• **INFORMATION PROVIDED**

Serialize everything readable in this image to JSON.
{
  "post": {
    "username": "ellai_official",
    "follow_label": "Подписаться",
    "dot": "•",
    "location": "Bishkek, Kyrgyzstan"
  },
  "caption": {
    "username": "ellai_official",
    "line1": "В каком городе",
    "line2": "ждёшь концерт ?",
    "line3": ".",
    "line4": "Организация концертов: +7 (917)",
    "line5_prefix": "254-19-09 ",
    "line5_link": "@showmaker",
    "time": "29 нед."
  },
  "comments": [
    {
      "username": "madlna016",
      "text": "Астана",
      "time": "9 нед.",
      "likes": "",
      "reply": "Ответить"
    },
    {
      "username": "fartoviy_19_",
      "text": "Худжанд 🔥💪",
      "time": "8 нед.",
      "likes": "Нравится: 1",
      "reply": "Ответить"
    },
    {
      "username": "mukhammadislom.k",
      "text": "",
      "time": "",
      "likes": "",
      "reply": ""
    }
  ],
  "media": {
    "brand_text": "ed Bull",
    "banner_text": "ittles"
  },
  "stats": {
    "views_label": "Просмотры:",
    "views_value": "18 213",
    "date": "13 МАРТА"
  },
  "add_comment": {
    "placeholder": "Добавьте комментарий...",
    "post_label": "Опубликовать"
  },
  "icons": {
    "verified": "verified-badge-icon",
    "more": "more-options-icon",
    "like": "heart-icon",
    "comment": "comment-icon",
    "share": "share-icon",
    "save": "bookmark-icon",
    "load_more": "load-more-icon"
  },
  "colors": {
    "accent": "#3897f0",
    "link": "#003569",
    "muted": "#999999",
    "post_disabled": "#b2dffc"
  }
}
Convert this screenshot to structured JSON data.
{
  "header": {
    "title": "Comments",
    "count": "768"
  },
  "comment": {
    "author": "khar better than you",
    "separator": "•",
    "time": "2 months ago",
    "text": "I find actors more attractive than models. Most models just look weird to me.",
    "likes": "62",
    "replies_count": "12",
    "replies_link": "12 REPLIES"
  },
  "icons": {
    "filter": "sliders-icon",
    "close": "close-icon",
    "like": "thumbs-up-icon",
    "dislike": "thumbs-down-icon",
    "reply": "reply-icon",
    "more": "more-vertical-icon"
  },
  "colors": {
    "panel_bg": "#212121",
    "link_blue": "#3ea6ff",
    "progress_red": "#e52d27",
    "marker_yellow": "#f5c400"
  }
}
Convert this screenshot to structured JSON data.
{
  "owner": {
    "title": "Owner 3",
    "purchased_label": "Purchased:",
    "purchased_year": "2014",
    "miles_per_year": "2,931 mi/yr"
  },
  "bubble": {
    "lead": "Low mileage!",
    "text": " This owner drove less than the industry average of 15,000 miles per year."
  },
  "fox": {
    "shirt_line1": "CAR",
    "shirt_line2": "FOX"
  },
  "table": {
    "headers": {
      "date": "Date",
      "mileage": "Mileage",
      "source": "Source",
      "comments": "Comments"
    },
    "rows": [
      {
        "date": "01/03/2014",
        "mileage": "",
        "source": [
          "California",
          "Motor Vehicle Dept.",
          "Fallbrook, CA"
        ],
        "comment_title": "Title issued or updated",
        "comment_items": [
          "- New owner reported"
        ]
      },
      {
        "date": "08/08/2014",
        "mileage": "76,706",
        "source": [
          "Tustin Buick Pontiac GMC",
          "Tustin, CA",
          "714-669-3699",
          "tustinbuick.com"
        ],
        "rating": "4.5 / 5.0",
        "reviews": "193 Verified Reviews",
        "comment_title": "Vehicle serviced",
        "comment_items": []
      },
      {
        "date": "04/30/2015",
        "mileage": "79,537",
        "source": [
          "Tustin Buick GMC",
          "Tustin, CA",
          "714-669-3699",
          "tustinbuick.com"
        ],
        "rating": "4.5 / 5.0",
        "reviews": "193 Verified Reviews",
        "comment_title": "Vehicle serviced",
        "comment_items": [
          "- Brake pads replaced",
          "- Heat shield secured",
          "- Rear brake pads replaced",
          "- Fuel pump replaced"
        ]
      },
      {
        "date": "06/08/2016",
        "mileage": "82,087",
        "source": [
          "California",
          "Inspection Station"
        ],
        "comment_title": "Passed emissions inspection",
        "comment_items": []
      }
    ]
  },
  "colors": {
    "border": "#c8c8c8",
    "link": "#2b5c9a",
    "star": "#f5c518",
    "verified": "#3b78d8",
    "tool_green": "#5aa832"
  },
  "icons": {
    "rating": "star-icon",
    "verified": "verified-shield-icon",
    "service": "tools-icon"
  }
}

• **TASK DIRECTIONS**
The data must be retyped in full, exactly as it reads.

• **COMPLETED EXERCISE**
Serialize everything readable in this image to JSON.
{
  "post": {
    "username": "ellai_official",
    "follow_label": "Подписаться",
    "dot": "•",
    "location": "Bishkek, Kyrgyzstan"
  },
  "caption": {
    "username": "ellai_official",
    "line1": "В каком городе",
    "line2": "ждёшь концерт ?",
    "line3": ".",
    "line4": "Организация концертов: +7 (917)",
    "line5_prefix": "254-19-09 ",
    "line5_link": "@showmaker",
    "time": "29 нед."
  },
  "comments": [
    {
      "username": "madlna016",
      "text": "Астана",
      "time": "9 нед.",
      "likes": "",
      "reply": "Ответить"
    },
    {
      "username": "fartoviy_19_",
      "text": "Худжанд 🔥💪",
      "time": "8 нед.",
      "likes": "Нравится: 1",
      "reply": "Ответить"
    },
    {
      "username": "mukhammadislom.k",
      "text": "",
      "time": "",
      "likes": "",
      "reply": ""
    }
  ],
  "media": {
    "brand_text": "ed Bull",
    "banner_text": "ittles"
  },
  "stats": {
    "views_label": "Просмотры:",
    "views_value": "18 213",
    "date": "13 МАРТА"
  },
  "add_comment": {
    "placeholder": "Добавьте комментарий...",
    "post_label": "Опубликовать"
  },
  "icons": {
    "verified": "verified-badge-icon",
    "more": "more-options-icon",
    "like": "heart-icon",
    "comment": "comment-icon",
    "share": "share-icon",
    "save": "bookmark-icon",
    "load_more": "load-more-icon"
  },
  "colors": {
    "accent": "#3897f0",
    "link": "#003569",
    "muted": "#999999",
    "post_disabled": "#b2dffc"
  }
}
Convert this screenshot to structured JSON data.
{
  "header": {
    "title": "Comments",
    "count": "768"
  },
  "comment": {
    "author": "khar better than you",
    "separator": "•",
    "time": "2 months ago",
    "text": "I find actors more attractive than models. Most models just look weird to me.",
    "likes": "62",
    "replies_count": "12",
    "replies_link": "12 REPLIES"
  },
  "icons": {
    "filter": "sliders-icon",
    "close": "close-icon",
    "like": "thumbs-up-icon",
    "dislike": "thumbs-down-icon",
    "reply": "reply-icon",
    "more": "more-vertical-icon"
  },
  "colors": {
    "panel_bg": "#212121",
    "link_blue": "#3ea6ff",
    "progress_red": "#e52d27",
    "marker_yellow": "#f5c400"
  }
}
Convert this screenshot to structured JSON data.
{
  "owner": {
    "title": "Owner 3",
    "purchased_label": "Purchased:",
    "purchased_year": "2014",
    "miles_per_year": "2,931 mi/yr"
  },
  "bubble": {
    "lead": "Low mileage!",
    "text": " This owner drove less than the industry average of 15,000 miles per year."
  },
  "fox": {
    "shirt_line1": "CAR",
    "shirt_line2": "FOX"
  },
  "table": {
    "headers": {
      "date": "Date",
      "mileage": "Mileage",
      "source": "Source",
      "comments": "Comments"
    },
    "rows": [
      {
        "date": "01/03/2014",
        "mileage": "",
        "source": [
          "California",
          "Motor Vehicle Dept.",
          "Fallbrook, CA"
        ],
        "comment_title": "Title issued or updated",
        "comment_items": [
          "- New owner reported"
        ]
      },
      {
        "date": "08/08/2014",
        "mileage": "76,706",
        "source": [
          "Tustin Buick Pontiac GMC",
          "Tustin, CA",
          "714-669-3699",
          "tustinbuick.com"
        ],
        "rating": "4.5 / 5.0",
        "reviews": "193 Verified Reviews",
        "comment_title": "Vehicle serviced",
        "comment_items": []
      },
      {
        "date": "04/30/2015",
        "mileage": "79,537",
        "source": [
          "Tustin Buick GMC",
          "Tustin, CA",
          "714-669-3699",
          "tustinbuick.com"
        ],
        "rating": "4.5 / 5.0",
        "reviews": "193 Verified Reviews",
        "comment_title": "Vehicle serviced",
        "comment_items": [
          "- Brake pads replaced",
          "- Heat shield secured",
          "- Rear brake pads replaced",
          "- Fuel pump replaced"
        ]
      },
      {
        "date": "06/08/2016",
        "mileage": "82,087",
        "source": [
          "California",
          "Inspection Station"
        ],
        "comment_title": "Passed emissions inspection",
        "comment_items": []
      }
    ]
  },
  "colors": {
    "border": "#c8c8c8",
    "link": "#2b5c9a",
    "star": "#f5c518",
    "verified": "#3b78d8",
    "tool_green": "#5aa832"
  },
  "icons": {
    "rating": "star-icon",
    "verified": "verified-shield-icon",
    "service": "tools-icon"
  }
}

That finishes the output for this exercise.